 A particular attention should be directed to the assessment of co-morbid medical conditions that
may affect the toxicity and efficacy of a particular treatment
 Ability to make a personalized treatment plan involving multiple modalities
 Familiarity with the methods used in geriatric oncology
Pathology/laboratory medicine/molecular bio logy
 Understanding the examination of biopsy material and surgical specimens under the guidance of
a pathologist.
 Familiarity with diagnostic biomarkers including genomic studies relevant to the clinic.
 Awareness of the importance of prospective tumor banking
 Utility of biomarkers (serum tumor markers, cell membrane markers, DNA markers) and their
limitations.
Staging procedures
 Tumor–lymph node–metastasis staging system and how to stage a cancer patient.
Indications for clinical, radiographic, and nuclear medicine imaging procedures in the diagnosis,
staging and follow-up,
Therapy
Surgery
 By interacting with surgeons, develop an understanding of the indications and contraindications of
surgery.
 Role of surgery in the staging, cure, and palliation of patients with malignant diseases.
 Indications of organ preservation and the sequencing of surgery with other treatment modalities.
 Risks and benefits of surgery as principle local therapy and the generic superiority of surgical
removal of tumor compared to radiotherapy if morbidity is not prohibitive
 Aware of surgical morbidity.
Radiation oncology
 Familiarity with the principles of radiation biology and the indications of radiation both curative intent
and palliative.
 Familiarity with the principles of treatment planning and dosimetry.
 The place of radiation therapy in relationship to surgery and/or anticancer agents.
 Acute and late toxicities of radiation therapy.
 Up to three months of the training program in Medical Oncology can be organized in a department
of Radiation Oncology.
Anticancer agents (hormonal, chemo and biological treatments)
 Knowledge of the indications and goals of treatment with anticancer agents in primary and
recurrent malignancies.
 Usefulness of these agents in the neo-adjuvant, concomitant, and adjuvant setting, and their
application as a radiation sensitizer.
 The importance of optimal dosing and treatment delay of specific anticancer agents in a curative
setting.
 Assessment of a co-morbid medical conditions in order to determine the risk/benefit ratio of
treatment with anticancer agents for that individual patient
 Knowledge of pharmacokinetics, pharmacogenomics and pharmacogenetics, and pharmacology
in general of the various agents.
 The toxicity profile of each anticancer agent, including long-term hazards, how to adapt the dose
and treatment schedule according to organ dysfunction, and how to handle these complications.
 Knowledge of toxicities and indications of supportive measures such as, but not limited to,

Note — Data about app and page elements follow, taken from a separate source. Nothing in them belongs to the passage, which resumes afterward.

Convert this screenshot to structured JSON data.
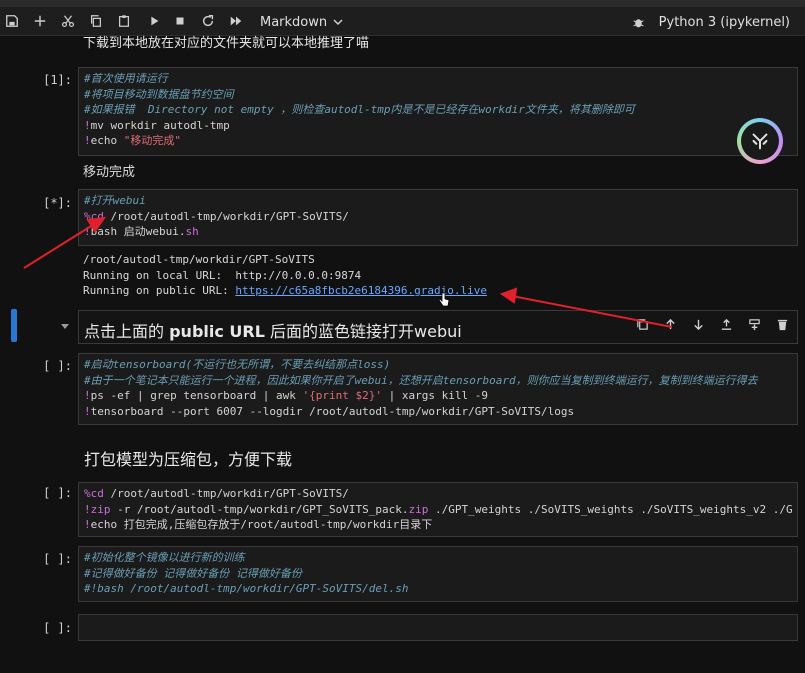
{
  "colors": {
    "accent": "#2a78d4",
    "annotation_arrow": "#e0202a",
    "link": "#6aa7ff"
  },
  "toolbar": {
    "icons": [
      "save-icon",
      "add-cell-icon",
      "cut-icon",
      "copy-icon",
      "paste-icon",
      "run-icon",
      "stop-icon",
      "restart-icon",
      "run-all-icon"
    ],
    "cell_type": "Markdown",
    "kernel": "Python 3 (ipykernel)"
  },
  "top_text": "下载到本地放在对应的文件夹就可以本地推理了喵",
  "cells": {
    "c1": {
      "prompt": "[1]:",
      "line1": "#首次使用请运行",
      "line2": "#将项目移动到数据盘节约空间",
      "line3": "#如果报错  Directory not empty ，则检查autodl-tmp内是不是已经存在workdir文件夹，将其删除即可",
      "line4_bang": "!",
      "line4": "mv workdir autodl-tmp",
      "line5_bang": "!",
      "line5_cmd": "echo ",
      "line5_str": "\"移动完成\"",
      "output": "移动完成"
    },
    "c2": {
      "prompt": "[*]:",
      "line1": "#打开webui",
      "line2_mag": "%cd",
      "line2": " /root/autodl-tmp/workdir/GPT-SoVITS/",
      "line3_bang": "!",
      "line3": "bash 启动webui.",
      "line3_ext": "sh",
      "out1": "/root/autodl-tmp/workdir/GPT-SoVITS",
      "out2": "Running on local URL:  http://0.0.0.0:9874",
      "out3_pre": "Running on public URL: ",
      "out3_link": "https://c65a8fbcb2e6184396.gradio.live"
    },
    "md1": {
      "pre": "点击上面的 ",
      "bold": "public URL",
      "post": " 后面的蓝色链接打开webui"
    },
    "c3": {
      "prompt": "[ ]:",
      "line1": "#启动tensorboard(不运行也无所谓，不要去纠结那点loss)",
      "line2": "#由于一个笔记本只能运行一个进程，因此如果你开启了webui，还想开启tensorboard，则你应当复制到终端运行，复制到终端运行得去",
      "line3_bang": "!",
      "line3_a": "ps -ef | grep tensorboard | awk ",
      "line3_str": "'{print $2}'",
      "line3_b": " | xargs kill -9",
      "line4_bang": "!",
      "line4": "tensorboard --port 6007 --logdir /root/autodl-tmp/workdir/GPT-SoVITS/logs"
    },
    "md2": "打包模型为压缩包，方便下载",
    "c4": {
      "prompt": "[ ]:",
      "line1_mag": "%cd",
      "line1": " /root/autodl-tmp/workdir/GPT-SoVITS/",
      "line2_bang": "!",
      "line2_kw": "zip",
      "line2": " -r /root/autodl-tmp/workdir/GPT_SoVITS_pack.",
      "line2_ext": "zip",
      "line2_rest": " ./GPT_weights ./SoVITS_weights ./SoVITS_weights_v2 ./G",
      "line3_bang": "!",
      "line3": "echo 打包完成,压缩包存放于/root/autodl-tmp/workdir目录下"
    },
    "c5": {
      "prompt": "[ ]:",
      "line1": "#初始化整个镜像以进行新的训练",
      "line2": "#记得做好备份 记得做好备份 记得做好备份",
      "line3": "#!bash /root/autodl-tmp/workdir/GPT-SoVITS/del.sh"
    },
    "c6": {
      "prompt": "[ ]:"
    }
  }
}
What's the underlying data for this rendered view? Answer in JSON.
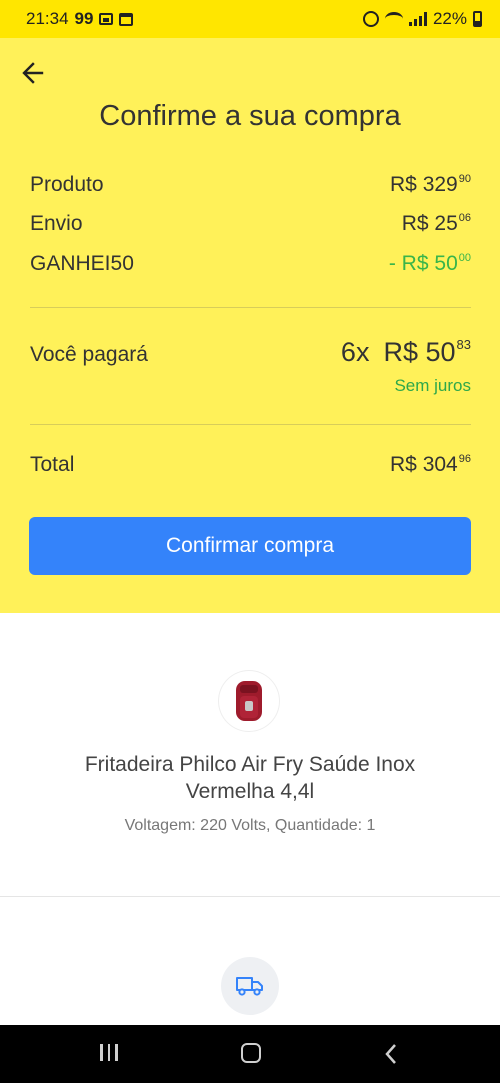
{
  "status_bar": {
    "time": "21:34",
    "notification_badge": "99",
    "battery_percent": "22%"
  },
  "header": {
    "title": "Confirme a sua compra"
  },
  "summary": [
    {
      "label": "Produto",
      "currency": "R$",
      "amount_main": "329",
      "amount_cents": "90"
    },
    {
      "label": "Envio",
      "currency": "R$",
      "amount_main": "25",
      "amount_cents": "06"
    },
    {
      "label": "GANHEI50",
      "currency": "- R$",
      "amount_main": "50",
      "amount_cents": "00",
      "color": "#39b54a"
    }
  ],
  "payment": {
    "label": "Você pagará",
    "installments": "6x",
    "currency": "R$",
    "amount_main": "50",
    "amount_cents": "83",
    "note": "Sem juros"
  },
  "total": {
    "label": "Total",
    "currency": "R$",
    "amount_main": "304",
    "amount_cents": "96"
  },
  "confirm_button": {
    "label": "Confirmar compra"
  },
  "product": {
    "title": "Fritadeira Philco Air Fry Saúde Inox Vermelha 4,4l",
    "details": "Voltagem: 220 Volts, Quantidade: 1"
  },
  "icons": {
    "back": "arrow-left-icon",
    "product": "air-fryer-image",
    "shipping": "truck-icon"
  },
  "colors": {
    "header_bg": "#fff159",
    "status_bar_bg": "#ffe600",
    "button_bg": "#3483fa",
    "discount": "#39b54a"
  }
}
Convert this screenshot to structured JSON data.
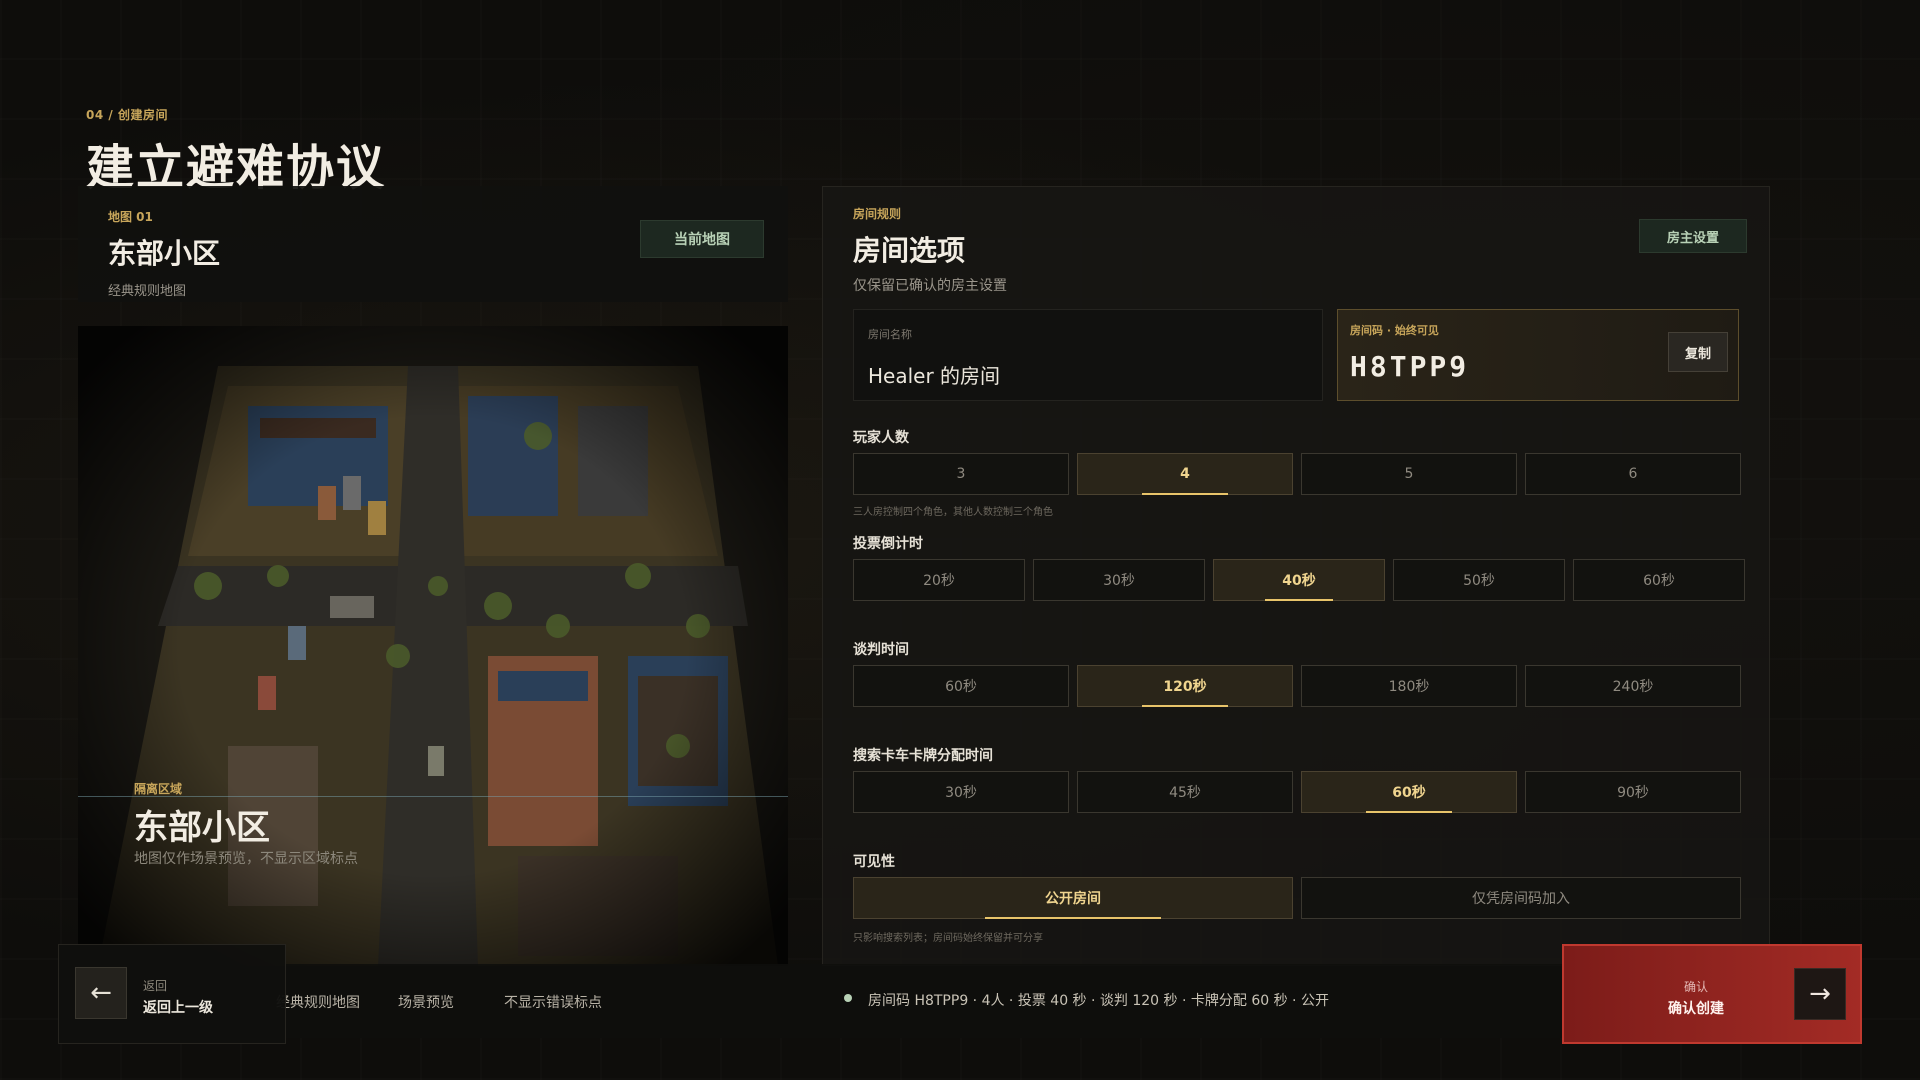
{
  "header": {
    "crumb": "04 / 创建房间",
    "title": "建立避难协议"
  },
  "map": {
    "index": "地图 01",
    "name": "东部小区",
    "subtitle": "经典规则地图",
    "current_button": "当前地图",
    "overlay_label": "隔离区域",
    "overlay_name": "东部小区",
    "overlay_desc": "地图仅作场景预览，不显示区域标点"
  },
  "room": {
    "kicker": "房间规则",
    "title": "房间选项",
    "desc": "仅保留已确认的房主设置",
    "host_button": "房主设置",
    "name_label": "房间名称",
    "name_value": "Healer 的房间",
    "code_label": "房间码 · 始终可见",
    "code_value": "H8TPP9",
    "copy_button": "复制"
  },
  "players": {
    "label": "玩家人数",
    "options": [
      "3",
      "4",
      "5",
      "6"
    ],
    "selected": "4",
    "hint": "三人房控制四个角色，其他人数控制三个角色"
  },
  "vote": {
    "label": "投票倒计时",
    "options": [
      "20秒",
      "30秒",
      "40秒",
      "50秒",
      "60秒"
    ],
    "selected": "40秒"
  },
  "negotiation": {
    "label": "谈判时间",
    "options": [
      "60秒",
      "120秒",
      "180秒",
      "240秒"
    ],
    "selected": "120秒"
  },
  "search": {
    "label": "搜索卡车卡牌分配时间",
    "options": [
      "30秒",
      "45秒",
      "60秒",
      "90秒"
    ],
    "selected": "60秒"
  },
  "visibility": {
    "label": "可见性",
    "options": [
      "公开房间",
      "仅凭房间码加入"
    ],
    "selected": "公开房间",
    "hint": "只影响搜索列表；房间码始终保留并可分享"
  },
  "bottom": {
    "back_small": "返回",
    "back_big": "返回上一级",
    "tabs": [
      "经典规则地图",
      "场景预览",
      "不显示错误标点"
    ],
    "status": "房间码 H8TPP9 · 4人 · 投票 40 秒 · 谈判 120 秒 · 卡牌分配 60 秒 · 公开",
    "confirm_small": "确认",
    "confirm_big": "确认创建"
  },
  "colors": {
    "accent": "#e8c46a",
    "confirm": "#a32b25",
    "map_tag": "#b8d1b6"
  },
  "icons": {
    "back": "arrow-left-icon",
    "confirm": "arrow-right-icon"
  }
}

hematopoietic growth factors and anti-emetics.
 In depth knowledge of targeted molecular therapies and biological therapies such as immune
therapies.
 Various supportive and palliative strategies
 Palliative and supportive care is considered as an integrated part of medical oncology.